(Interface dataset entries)
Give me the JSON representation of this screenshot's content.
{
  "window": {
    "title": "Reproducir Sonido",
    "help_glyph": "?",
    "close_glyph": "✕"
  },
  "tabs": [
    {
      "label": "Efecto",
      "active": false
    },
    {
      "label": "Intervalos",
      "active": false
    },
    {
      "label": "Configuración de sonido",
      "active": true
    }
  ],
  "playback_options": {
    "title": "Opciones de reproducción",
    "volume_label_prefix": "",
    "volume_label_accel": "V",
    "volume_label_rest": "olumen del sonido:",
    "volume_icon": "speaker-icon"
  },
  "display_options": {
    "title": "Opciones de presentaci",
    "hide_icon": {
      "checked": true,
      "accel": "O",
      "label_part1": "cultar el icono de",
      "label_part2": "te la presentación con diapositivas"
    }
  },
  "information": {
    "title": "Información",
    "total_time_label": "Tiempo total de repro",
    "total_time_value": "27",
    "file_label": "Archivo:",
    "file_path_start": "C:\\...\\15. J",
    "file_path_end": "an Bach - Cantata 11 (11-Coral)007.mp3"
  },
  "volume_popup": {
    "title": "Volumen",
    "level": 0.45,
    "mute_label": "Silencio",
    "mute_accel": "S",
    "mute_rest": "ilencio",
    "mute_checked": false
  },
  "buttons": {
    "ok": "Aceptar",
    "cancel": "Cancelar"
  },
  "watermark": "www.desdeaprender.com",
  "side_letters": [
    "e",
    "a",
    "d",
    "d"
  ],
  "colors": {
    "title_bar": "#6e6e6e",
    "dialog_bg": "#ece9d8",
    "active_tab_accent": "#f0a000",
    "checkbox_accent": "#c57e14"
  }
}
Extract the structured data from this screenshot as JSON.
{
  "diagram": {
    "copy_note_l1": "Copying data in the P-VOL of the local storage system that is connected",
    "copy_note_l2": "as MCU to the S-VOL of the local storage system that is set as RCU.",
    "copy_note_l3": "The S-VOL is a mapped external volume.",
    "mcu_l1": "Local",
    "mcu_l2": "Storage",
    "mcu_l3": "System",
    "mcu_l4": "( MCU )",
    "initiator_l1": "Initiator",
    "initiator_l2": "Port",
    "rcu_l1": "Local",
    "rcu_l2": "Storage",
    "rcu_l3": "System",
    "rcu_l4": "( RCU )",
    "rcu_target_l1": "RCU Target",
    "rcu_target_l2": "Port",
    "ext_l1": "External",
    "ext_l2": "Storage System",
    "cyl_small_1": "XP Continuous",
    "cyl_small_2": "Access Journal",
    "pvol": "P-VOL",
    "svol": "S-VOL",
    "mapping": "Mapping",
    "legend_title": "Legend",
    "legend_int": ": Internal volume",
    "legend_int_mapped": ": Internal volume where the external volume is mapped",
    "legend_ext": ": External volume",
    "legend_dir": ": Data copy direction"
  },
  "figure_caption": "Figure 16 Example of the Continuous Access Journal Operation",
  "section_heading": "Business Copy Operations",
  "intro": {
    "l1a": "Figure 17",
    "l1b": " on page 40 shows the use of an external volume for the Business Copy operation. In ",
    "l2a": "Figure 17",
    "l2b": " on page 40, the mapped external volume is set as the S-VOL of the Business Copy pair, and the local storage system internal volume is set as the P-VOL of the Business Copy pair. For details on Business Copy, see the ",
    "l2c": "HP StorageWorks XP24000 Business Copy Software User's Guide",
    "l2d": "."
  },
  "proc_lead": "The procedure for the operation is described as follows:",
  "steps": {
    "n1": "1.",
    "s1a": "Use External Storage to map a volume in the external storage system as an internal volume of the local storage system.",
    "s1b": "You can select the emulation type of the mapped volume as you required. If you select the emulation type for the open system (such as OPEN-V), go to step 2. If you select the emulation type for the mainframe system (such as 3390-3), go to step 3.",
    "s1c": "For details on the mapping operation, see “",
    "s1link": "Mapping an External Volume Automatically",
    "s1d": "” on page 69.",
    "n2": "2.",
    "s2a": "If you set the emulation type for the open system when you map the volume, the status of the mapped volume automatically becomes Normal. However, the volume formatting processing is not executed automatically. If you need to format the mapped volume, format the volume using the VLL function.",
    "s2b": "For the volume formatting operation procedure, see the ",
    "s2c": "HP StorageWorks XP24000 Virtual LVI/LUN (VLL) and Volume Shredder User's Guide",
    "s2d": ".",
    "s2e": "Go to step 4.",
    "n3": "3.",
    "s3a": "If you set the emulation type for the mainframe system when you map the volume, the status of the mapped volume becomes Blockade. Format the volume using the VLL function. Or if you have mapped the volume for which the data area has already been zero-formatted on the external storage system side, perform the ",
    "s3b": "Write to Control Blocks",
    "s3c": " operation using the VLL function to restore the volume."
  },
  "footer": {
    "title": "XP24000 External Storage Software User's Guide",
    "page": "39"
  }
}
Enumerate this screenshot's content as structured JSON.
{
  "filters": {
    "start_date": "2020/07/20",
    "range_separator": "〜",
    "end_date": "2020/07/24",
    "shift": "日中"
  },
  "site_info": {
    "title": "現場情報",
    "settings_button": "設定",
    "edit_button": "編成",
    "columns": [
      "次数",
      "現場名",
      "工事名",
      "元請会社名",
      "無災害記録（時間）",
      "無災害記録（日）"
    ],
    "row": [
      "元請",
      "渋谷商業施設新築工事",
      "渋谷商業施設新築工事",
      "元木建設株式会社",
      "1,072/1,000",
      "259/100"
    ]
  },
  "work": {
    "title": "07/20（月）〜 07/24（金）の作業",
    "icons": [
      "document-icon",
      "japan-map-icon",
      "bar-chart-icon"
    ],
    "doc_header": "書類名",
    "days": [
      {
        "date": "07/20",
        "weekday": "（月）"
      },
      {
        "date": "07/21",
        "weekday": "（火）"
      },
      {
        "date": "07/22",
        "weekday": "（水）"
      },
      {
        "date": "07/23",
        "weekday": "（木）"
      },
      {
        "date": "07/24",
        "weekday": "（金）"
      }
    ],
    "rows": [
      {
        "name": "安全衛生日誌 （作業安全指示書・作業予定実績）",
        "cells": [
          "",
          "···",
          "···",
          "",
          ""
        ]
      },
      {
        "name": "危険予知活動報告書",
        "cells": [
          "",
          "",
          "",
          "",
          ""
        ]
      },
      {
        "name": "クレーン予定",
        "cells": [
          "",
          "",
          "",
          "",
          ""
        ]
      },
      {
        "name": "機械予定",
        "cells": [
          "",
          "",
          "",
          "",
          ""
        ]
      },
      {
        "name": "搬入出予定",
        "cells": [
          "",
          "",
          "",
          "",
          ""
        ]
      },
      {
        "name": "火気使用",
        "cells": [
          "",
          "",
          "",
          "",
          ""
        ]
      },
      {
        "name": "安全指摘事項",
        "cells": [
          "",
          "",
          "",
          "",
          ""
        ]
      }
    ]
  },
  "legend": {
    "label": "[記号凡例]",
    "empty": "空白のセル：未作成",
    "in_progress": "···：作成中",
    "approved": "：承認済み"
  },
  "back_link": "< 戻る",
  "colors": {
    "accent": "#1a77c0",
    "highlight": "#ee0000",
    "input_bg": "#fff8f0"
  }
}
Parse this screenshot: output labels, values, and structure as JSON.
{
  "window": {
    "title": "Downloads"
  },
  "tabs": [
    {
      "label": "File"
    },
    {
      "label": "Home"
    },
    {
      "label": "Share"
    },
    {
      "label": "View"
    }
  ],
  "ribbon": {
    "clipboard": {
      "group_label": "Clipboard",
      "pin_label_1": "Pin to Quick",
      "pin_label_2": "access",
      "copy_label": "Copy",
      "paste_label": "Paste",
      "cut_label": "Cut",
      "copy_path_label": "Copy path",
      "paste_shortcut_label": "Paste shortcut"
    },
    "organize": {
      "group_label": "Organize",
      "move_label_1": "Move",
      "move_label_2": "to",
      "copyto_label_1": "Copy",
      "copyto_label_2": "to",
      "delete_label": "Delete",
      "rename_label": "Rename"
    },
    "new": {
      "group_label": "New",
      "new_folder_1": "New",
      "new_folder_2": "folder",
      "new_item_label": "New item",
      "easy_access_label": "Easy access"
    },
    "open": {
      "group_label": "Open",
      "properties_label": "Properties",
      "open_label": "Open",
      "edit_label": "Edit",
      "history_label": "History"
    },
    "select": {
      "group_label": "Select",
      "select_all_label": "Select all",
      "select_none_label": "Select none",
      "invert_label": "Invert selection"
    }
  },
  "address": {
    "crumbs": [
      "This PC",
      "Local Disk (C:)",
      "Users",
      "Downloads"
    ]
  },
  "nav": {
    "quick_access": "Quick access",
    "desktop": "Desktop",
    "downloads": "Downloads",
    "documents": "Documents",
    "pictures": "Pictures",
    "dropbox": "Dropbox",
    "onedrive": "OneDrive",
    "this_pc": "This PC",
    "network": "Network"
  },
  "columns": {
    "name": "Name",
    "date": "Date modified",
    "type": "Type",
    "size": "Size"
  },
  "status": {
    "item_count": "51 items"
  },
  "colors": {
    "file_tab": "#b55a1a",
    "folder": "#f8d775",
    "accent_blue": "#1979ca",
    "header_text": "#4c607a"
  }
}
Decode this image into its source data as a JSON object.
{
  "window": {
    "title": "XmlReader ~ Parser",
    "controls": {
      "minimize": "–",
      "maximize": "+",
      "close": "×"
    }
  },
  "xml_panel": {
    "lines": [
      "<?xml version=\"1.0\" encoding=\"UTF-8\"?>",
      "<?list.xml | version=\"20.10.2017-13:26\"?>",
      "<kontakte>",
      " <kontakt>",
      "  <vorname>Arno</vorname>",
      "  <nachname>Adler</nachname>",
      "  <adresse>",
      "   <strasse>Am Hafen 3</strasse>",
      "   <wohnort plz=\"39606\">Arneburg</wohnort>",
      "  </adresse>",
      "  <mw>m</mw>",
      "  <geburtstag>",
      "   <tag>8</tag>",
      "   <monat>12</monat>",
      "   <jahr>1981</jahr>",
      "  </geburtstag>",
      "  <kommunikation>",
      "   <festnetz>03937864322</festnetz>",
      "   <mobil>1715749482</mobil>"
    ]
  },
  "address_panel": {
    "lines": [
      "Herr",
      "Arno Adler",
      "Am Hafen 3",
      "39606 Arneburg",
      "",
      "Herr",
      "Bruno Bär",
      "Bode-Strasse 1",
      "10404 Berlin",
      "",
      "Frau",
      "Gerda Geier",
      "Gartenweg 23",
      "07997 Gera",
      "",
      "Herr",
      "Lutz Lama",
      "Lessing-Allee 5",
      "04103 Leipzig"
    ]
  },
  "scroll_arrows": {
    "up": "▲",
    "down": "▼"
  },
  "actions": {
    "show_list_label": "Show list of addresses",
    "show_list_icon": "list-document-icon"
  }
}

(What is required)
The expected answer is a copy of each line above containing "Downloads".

(Answer to this problem)
    "title": "Downloads"
      "Downloads"
    "downloads": "Downloads",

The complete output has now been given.